Manderley is the fictional estate of the character Maxim de Winter, and it plays a central part in Daphne du Maurier's 1938 novel, Rebecca, and in the film adaptation by Alfred Hitchcock. Located in southern England (often stated to be Cornwall as this was where the author lived and was explicitly stated as such in the Hitchcock adaptation), Manderley is a typical country estate: it is filled with family heirlooms, is run by a large domestic staff and is open to the public on certain days. In spite of the house's beauty, the main character, the unnamed "I", who has become mistress of Manderley, senses an atmosphere of doom about it, due to the death of Max's first wife (the titular Rebecca), and it is hinted that she haunts the estate. Childhood visits to Milton Hall, Cambridgeshire, home of the Fitzwilliam family, influenced the descriptions of Manderley, especially the interior. The adult du Maurier's Cornish home near Fowey, called Menabilly, was influential in her descriptions of the setting. Several years after writing the novel, she leased the manor (1945–1967) from the Rashleigh family,[1] who have owned it since the 16th century. Like Menabilly, Manderley could not be seen from the road.

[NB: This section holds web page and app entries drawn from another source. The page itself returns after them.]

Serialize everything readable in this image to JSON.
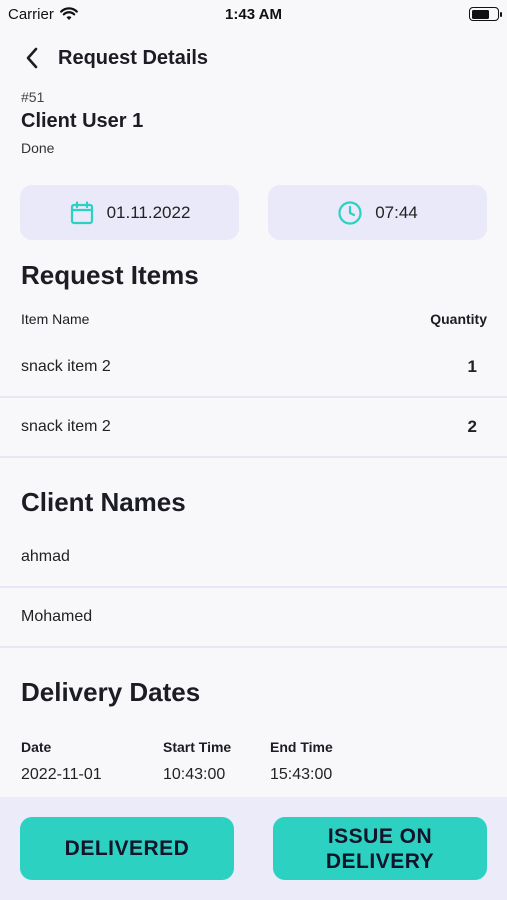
{
  "status_bar": {
    "carrier": "Carrier",
    "time": "1:43 AM"
  },
  "header": {
    "title": "Request Details"
  },
  "request": {
    "id": "#51",
    "client_user": "Client User 1",
    "status": "Done"
  },
  "date_pill": {
    "value": "01.11.2022",
    "icon": "calendar-icon"
  },
  "time_pill": {
    "value": "07:44",
    "icon": "clock-icon"
  },
  "items_section": {
    "title": "Request Items",
    "col_name": "Item Name",
    "col_qty": "Quantity",
    "rows": [
      {
        "name": "snack item 2",
        "qty": "1"
      },
      {
        "name": "snack item 2",
        "qty": "2"
      }
    ]
  },
  "clients_section": {
    "title": "Client Names",
    "names": [
      "ahmad",
      "Mohamed"
    ]
  },
  "delivery_section": {
    "title": "Delivery Dates",
    "col_date": "Date",
    "col_start": "Start Time",
    "col_end": "End Time",
    "rows": [
      {
        "date": "2022-11-01",
        "start": "10:43:00",
        "end": "15:43:00"
      }
    ]
  },
  "actions": {
    "delivered": "DELIVERED",
    "issue_line1": "ISSUE ON",
    "issue_line2": "DELIVERY"
  },
  "colors": {
    "accent": "#2cd1c1",
    "pill_bg": "#e9e9f9",
    "bottom_bar": "#ebebf9"
  }
}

In popular culture[edit]

  • As a result of the novel's popularity, the name "Manderley" became extremely popular as a name for ordinary houses, and at one time was the most common house name in the UK.[citation needed] Notably, the Irish singer Enya renamed her Dublin castle Manderley Castle.
  • Manderley Castle features in one of the Anno Dracula books by Kim Newman.
  • Danish film director Lars von Trier's 2005 film, Manderlay, is set in a country estate with a large domestic staff, similar to Manderley from Rebecca.
  • In Stephen King (1998) Bag of Bones novel, like a generic place actually identified with Sara Laughs in the main character (Mike Noonan) dreams.
  • The smoky, 1930s-themed Manderley Bar jazz lounge in Chelsea, New York is so named as a specific reference to the Hitchcock film. The bar also serves as the entryway to the Hitchcock-inspired site-specific theatre installation Sleep No More, by British theater company Punchdrunk.